Task statement - Count the lines in the data below that have "text" in them, and reply with only that number.
━━━━━━━━━━
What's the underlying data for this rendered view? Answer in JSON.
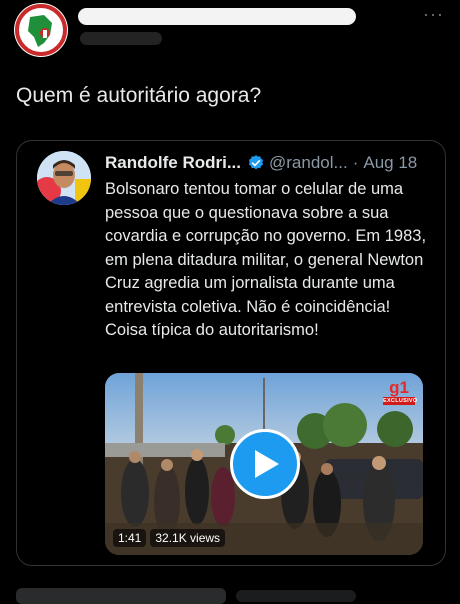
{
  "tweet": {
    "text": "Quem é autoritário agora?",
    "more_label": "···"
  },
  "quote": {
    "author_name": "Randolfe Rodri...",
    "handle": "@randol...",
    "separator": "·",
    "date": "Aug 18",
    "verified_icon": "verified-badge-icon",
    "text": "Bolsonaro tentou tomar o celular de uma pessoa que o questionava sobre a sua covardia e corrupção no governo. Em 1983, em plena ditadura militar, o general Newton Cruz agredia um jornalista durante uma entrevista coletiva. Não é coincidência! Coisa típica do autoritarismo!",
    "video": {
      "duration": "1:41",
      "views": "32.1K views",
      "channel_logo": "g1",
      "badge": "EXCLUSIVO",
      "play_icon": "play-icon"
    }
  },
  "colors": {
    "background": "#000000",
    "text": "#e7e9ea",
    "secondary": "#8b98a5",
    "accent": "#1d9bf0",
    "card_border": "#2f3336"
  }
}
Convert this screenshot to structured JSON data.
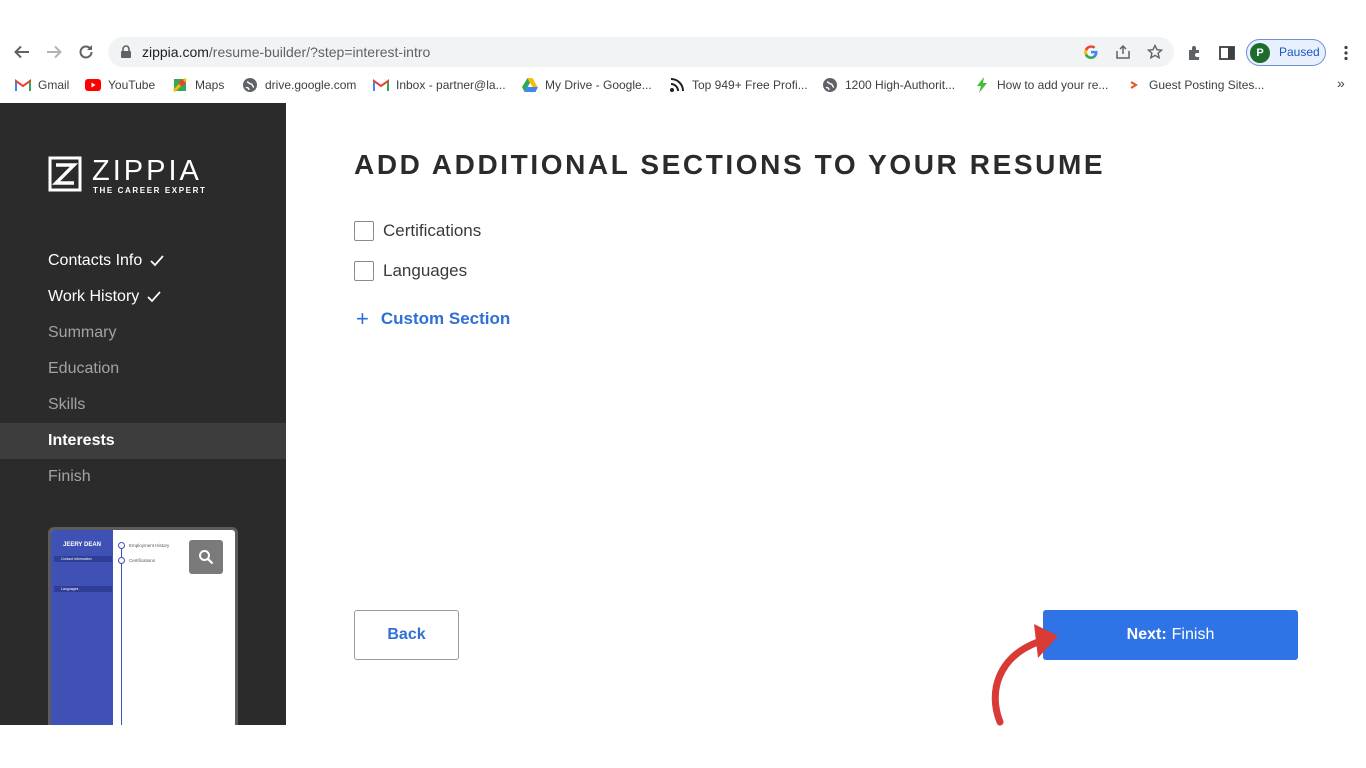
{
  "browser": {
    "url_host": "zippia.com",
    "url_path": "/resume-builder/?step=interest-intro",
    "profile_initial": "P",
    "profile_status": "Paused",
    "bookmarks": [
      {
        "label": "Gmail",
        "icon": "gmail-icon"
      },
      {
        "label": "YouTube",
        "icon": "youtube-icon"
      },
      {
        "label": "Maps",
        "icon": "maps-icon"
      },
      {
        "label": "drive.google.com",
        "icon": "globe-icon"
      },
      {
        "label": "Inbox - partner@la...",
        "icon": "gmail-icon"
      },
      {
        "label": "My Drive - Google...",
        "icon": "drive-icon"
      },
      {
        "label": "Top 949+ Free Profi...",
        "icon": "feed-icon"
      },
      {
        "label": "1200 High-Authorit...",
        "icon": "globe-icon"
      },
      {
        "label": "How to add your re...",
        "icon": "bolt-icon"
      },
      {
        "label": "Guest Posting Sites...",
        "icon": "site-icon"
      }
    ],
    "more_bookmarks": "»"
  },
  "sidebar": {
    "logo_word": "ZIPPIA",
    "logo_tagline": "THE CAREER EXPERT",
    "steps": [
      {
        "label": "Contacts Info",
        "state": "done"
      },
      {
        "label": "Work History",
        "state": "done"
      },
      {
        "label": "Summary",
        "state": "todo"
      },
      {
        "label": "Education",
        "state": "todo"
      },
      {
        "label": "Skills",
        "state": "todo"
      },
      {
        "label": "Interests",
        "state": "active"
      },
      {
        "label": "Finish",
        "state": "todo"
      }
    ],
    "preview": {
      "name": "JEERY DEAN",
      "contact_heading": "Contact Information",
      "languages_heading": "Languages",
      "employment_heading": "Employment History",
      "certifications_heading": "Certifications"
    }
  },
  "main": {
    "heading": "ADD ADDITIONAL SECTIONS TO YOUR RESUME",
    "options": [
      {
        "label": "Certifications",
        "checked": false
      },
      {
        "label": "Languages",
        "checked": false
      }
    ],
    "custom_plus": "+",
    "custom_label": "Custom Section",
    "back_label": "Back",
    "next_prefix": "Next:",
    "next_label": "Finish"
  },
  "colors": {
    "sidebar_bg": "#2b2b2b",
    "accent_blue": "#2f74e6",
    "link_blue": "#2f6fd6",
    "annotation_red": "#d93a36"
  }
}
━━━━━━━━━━
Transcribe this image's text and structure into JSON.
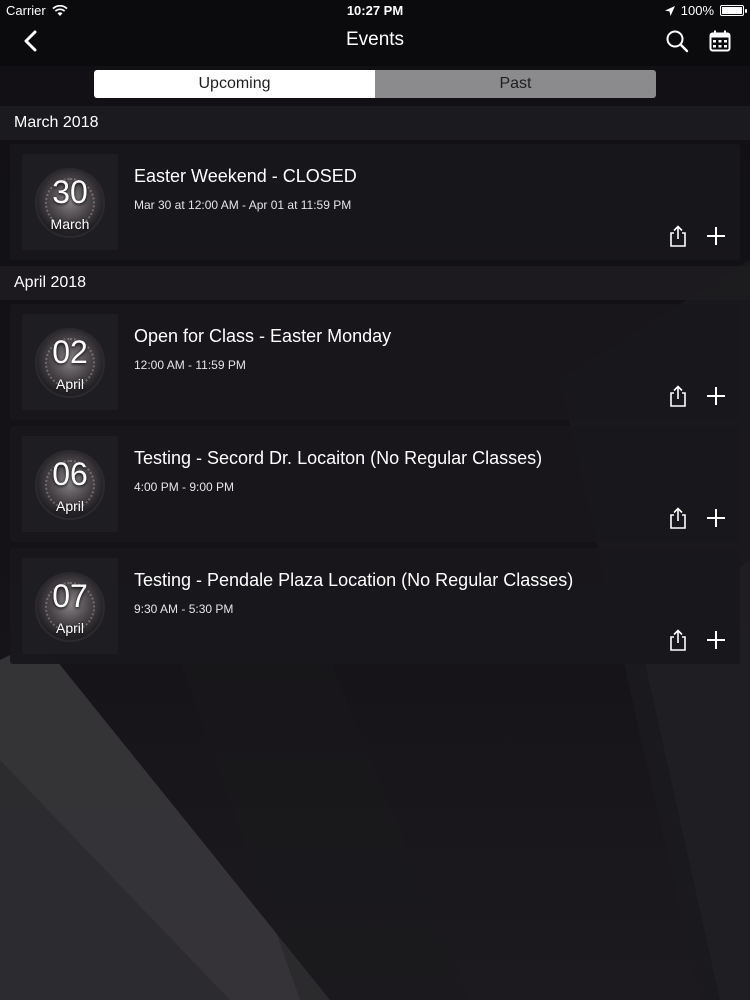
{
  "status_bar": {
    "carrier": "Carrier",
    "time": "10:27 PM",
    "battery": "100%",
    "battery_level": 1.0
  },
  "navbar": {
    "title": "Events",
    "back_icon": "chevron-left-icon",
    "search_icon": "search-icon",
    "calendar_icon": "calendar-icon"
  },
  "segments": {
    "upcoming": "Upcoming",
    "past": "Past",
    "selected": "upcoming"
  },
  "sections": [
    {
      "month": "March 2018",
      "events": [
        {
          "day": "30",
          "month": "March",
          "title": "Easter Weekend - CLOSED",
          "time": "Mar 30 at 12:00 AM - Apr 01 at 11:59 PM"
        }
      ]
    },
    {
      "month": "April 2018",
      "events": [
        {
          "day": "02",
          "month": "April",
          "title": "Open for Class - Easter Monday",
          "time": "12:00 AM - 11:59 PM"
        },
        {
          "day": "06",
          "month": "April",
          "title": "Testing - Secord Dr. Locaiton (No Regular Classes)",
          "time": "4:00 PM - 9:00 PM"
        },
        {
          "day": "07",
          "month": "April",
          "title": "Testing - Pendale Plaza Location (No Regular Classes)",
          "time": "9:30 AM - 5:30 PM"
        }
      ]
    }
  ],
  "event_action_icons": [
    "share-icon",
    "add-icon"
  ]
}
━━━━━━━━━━
Your response - 4